Problem statement: Report, word for word, every line of the material that contains "colors".
* * * * *
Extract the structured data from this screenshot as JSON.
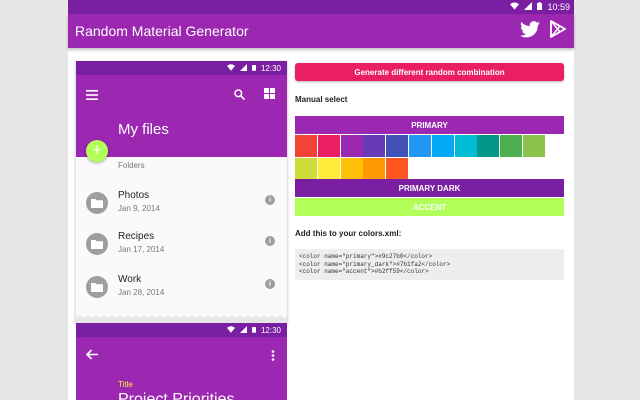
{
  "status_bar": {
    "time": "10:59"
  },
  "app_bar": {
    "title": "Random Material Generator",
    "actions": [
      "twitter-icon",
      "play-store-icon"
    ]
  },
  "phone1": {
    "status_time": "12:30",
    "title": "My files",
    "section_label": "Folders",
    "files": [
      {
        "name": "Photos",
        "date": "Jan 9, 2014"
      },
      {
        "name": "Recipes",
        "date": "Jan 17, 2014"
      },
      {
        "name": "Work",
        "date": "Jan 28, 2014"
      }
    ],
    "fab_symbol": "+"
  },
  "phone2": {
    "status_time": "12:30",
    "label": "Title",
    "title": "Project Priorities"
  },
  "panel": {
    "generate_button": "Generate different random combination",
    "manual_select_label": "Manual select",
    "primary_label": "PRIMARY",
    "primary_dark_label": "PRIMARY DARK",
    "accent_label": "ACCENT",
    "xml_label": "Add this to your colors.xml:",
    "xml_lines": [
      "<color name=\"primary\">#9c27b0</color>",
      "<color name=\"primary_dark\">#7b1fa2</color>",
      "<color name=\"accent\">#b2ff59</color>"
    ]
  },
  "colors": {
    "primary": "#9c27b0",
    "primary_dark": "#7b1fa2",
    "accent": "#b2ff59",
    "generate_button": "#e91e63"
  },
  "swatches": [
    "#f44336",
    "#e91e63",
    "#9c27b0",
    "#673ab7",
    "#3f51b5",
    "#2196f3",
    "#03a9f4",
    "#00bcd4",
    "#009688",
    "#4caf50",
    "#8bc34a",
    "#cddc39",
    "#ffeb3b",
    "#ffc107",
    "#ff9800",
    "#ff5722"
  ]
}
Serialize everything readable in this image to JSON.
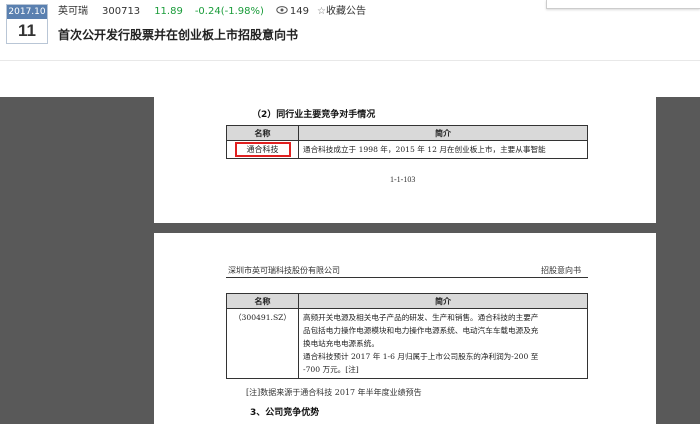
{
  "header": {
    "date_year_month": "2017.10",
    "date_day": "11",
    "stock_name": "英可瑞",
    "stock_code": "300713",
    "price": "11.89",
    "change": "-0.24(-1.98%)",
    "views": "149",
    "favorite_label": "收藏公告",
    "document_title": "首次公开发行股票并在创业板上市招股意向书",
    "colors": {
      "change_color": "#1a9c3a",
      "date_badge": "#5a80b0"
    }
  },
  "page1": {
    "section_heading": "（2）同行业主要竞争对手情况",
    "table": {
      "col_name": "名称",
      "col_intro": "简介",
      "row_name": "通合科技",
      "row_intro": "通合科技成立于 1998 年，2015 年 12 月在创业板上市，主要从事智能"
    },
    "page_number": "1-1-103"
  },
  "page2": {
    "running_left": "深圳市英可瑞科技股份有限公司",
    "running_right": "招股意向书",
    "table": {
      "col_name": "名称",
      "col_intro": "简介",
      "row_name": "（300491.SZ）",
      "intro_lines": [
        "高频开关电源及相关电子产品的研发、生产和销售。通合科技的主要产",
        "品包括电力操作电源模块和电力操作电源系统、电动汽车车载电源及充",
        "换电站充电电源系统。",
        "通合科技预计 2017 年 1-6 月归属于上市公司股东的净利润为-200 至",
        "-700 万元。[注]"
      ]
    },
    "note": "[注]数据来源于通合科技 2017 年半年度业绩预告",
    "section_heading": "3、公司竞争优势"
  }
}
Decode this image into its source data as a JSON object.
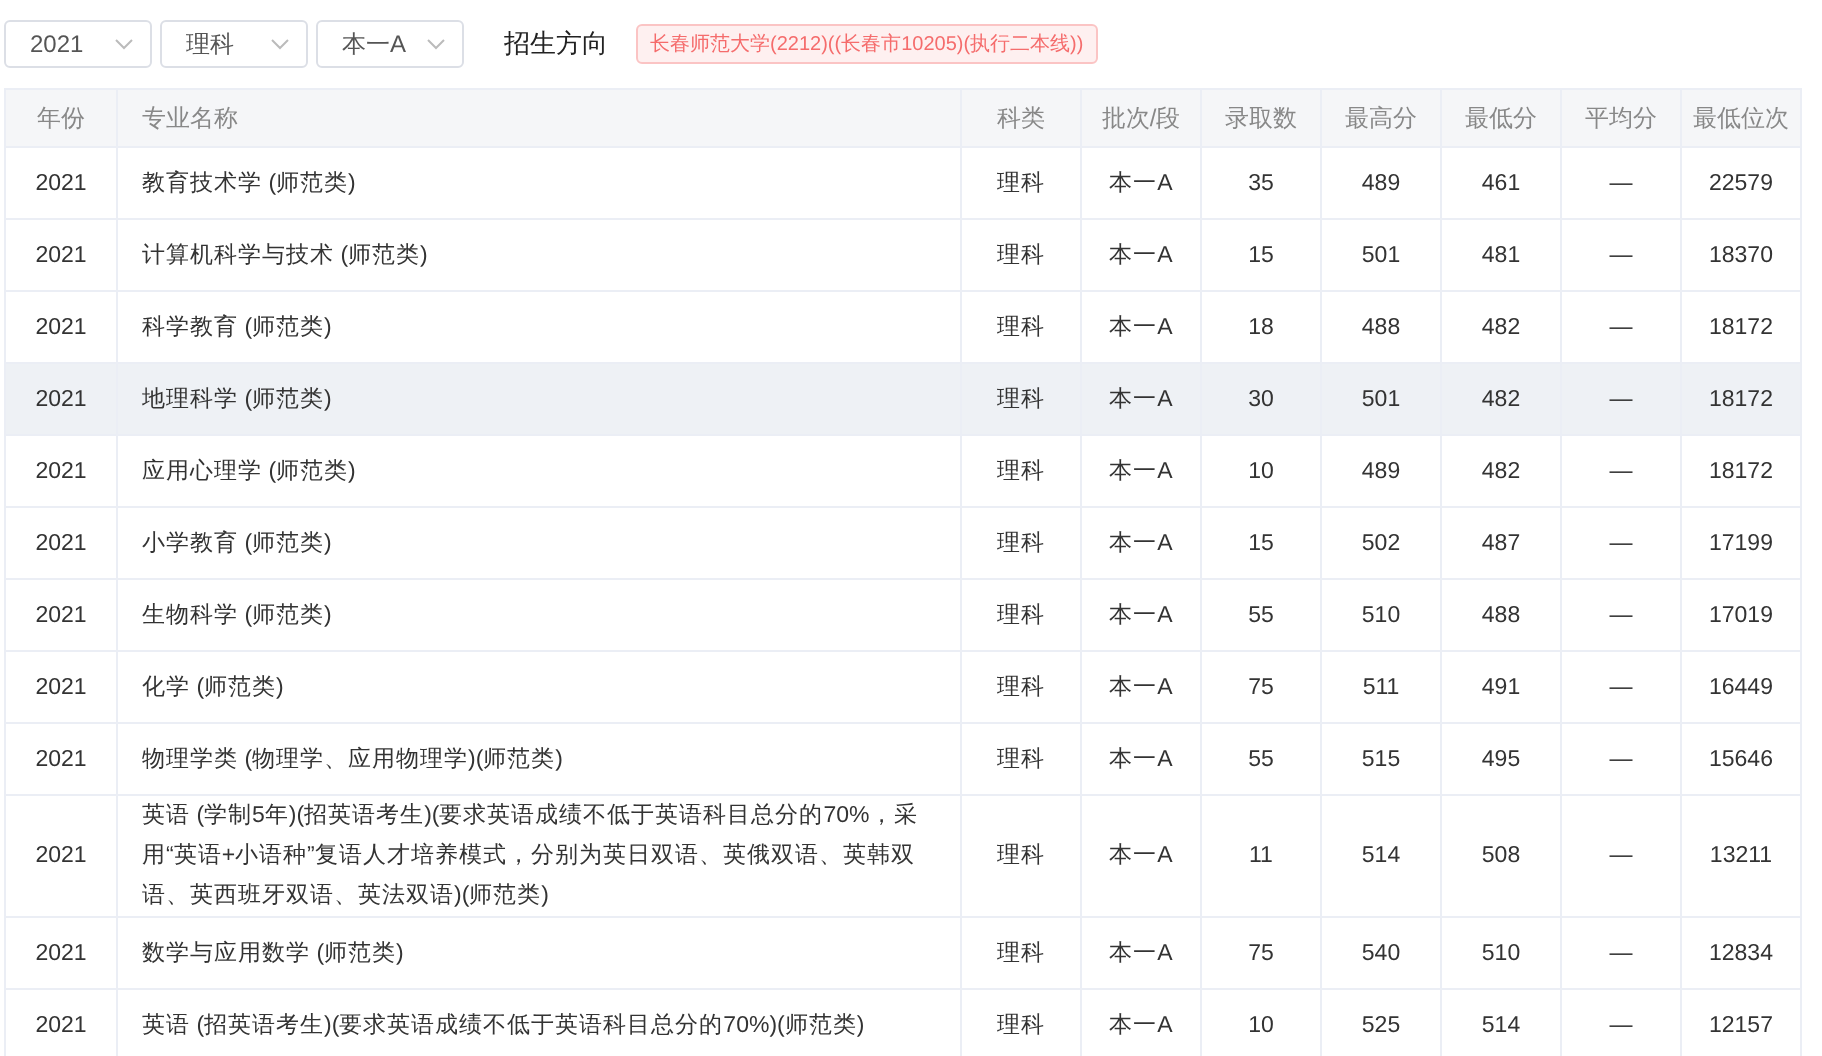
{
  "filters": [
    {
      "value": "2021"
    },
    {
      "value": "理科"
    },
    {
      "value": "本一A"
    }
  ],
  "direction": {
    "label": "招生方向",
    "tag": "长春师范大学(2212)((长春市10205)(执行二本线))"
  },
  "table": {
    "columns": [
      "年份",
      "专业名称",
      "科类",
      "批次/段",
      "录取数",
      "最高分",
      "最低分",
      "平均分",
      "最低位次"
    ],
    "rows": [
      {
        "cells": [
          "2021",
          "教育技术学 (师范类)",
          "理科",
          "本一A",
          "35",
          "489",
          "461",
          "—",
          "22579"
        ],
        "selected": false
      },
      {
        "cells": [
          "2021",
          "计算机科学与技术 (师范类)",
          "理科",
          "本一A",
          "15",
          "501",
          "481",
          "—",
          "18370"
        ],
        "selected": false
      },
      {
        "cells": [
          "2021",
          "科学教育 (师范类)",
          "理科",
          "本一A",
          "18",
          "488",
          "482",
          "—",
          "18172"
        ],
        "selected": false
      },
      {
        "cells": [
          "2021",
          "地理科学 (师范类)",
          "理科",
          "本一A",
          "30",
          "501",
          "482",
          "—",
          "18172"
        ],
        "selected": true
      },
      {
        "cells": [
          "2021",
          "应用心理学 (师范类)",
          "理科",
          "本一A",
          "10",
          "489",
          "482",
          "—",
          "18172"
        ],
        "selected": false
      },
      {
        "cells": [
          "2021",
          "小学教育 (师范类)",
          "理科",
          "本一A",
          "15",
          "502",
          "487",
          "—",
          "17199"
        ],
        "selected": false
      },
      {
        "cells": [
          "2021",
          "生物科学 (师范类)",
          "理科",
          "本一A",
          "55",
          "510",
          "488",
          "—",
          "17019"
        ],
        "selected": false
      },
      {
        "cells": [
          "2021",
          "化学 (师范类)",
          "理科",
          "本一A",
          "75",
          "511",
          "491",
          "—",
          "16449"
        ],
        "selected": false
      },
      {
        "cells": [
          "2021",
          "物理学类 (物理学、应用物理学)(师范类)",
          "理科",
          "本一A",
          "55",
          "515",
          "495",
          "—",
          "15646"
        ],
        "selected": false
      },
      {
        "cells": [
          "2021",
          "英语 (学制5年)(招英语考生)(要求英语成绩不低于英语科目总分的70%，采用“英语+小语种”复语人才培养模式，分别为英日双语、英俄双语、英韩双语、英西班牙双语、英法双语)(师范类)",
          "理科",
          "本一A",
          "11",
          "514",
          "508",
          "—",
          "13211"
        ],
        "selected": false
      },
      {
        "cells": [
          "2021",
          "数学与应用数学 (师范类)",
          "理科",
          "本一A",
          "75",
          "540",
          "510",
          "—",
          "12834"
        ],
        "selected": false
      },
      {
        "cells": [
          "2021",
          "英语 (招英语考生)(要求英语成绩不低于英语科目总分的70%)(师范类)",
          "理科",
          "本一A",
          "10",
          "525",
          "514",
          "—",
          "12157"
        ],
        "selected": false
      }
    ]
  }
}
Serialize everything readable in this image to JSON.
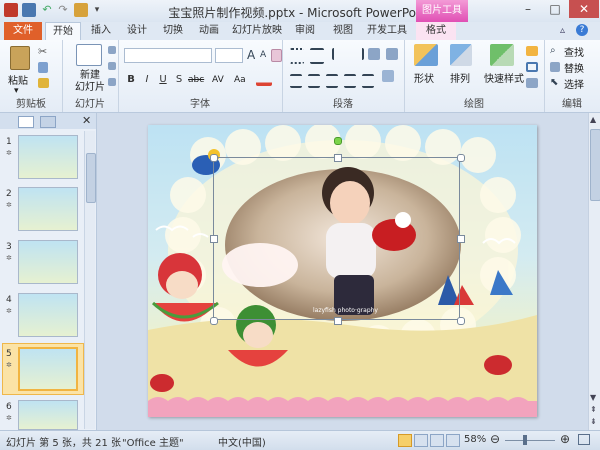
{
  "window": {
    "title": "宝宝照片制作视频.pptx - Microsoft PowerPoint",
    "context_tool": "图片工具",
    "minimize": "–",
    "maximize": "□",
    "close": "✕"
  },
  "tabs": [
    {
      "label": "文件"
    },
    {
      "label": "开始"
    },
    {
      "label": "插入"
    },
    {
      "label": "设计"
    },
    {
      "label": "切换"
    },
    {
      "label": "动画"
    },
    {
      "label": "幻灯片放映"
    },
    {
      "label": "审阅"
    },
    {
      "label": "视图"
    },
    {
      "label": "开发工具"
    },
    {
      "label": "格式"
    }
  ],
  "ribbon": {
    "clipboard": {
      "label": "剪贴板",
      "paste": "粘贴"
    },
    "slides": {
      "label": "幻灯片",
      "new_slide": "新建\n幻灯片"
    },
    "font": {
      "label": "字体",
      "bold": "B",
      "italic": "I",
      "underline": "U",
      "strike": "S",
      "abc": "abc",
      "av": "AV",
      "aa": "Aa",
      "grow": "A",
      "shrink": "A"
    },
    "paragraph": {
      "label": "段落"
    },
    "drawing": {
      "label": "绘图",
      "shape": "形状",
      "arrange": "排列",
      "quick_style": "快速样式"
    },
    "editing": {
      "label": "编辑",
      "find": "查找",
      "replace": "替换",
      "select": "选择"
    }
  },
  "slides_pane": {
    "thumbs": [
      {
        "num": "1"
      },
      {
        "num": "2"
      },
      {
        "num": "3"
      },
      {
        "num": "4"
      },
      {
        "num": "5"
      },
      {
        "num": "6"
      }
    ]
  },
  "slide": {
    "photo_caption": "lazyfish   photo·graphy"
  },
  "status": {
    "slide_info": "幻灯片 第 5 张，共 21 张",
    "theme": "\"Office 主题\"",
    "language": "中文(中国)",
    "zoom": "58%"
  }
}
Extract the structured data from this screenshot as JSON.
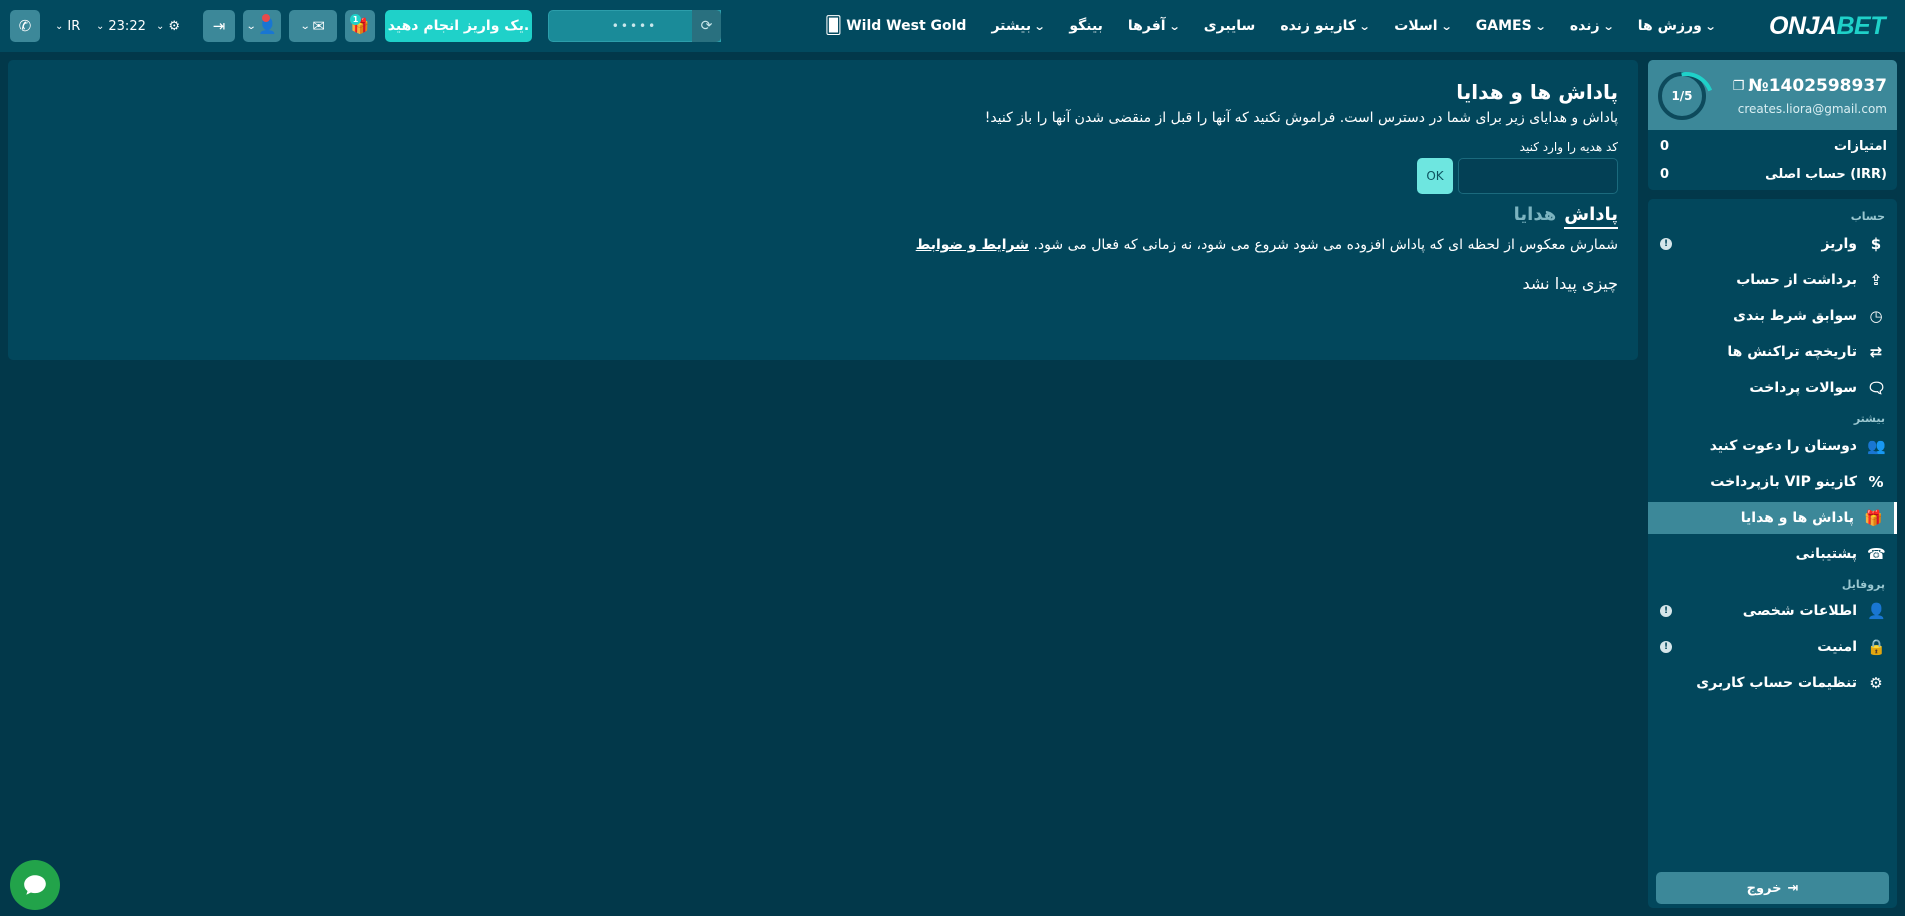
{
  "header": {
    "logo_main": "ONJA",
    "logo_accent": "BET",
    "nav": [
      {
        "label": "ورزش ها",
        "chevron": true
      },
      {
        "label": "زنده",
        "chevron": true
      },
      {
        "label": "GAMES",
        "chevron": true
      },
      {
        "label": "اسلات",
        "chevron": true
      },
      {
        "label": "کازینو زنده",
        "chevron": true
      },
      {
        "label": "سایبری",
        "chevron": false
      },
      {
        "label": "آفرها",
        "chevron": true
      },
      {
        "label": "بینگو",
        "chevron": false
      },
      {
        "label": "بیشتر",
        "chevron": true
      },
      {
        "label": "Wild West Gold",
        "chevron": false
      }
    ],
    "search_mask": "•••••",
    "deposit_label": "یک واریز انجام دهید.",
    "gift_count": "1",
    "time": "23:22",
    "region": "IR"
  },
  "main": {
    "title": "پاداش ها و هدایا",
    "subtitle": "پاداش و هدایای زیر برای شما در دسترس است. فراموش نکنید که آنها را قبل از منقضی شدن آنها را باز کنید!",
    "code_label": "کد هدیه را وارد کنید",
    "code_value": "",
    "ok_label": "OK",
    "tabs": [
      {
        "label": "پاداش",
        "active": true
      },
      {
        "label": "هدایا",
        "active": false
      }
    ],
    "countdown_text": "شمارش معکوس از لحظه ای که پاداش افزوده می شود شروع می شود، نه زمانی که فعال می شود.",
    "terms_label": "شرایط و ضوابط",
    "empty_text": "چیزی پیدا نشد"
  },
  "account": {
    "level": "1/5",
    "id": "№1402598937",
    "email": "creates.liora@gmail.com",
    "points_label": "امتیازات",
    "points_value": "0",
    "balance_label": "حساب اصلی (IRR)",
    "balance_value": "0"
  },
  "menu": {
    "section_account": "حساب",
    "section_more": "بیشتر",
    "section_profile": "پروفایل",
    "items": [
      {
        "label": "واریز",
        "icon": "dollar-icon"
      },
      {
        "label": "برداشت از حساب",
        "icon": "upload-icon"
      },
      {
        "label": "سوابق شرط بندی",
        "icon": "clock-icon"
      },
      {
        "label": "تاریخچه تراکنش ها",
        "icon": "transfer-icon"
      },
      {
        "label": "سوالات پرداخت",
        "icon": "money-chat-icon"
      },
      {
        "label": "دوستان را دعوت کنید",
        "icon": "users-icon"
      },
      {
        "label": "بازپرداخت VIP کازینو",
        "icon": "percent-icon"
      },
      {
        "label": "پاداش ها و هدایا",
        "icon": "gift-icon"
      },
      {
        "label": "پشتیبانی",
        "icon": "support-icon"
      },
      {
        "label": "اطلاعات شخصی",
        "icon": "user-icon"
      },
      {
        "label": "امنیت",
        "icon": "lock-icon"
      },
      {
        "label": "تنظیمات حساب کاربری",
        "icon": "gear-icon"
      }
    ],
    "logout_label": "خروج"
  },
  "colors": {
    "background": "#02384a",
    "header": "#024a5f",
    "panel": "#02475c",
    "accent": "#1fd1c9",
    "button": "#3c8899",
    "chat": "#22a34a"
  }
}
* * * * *
Final answer:
    "xml_label": "Add this to your colors.xml:",
  "colors": {
    "colors": {
  "colors": {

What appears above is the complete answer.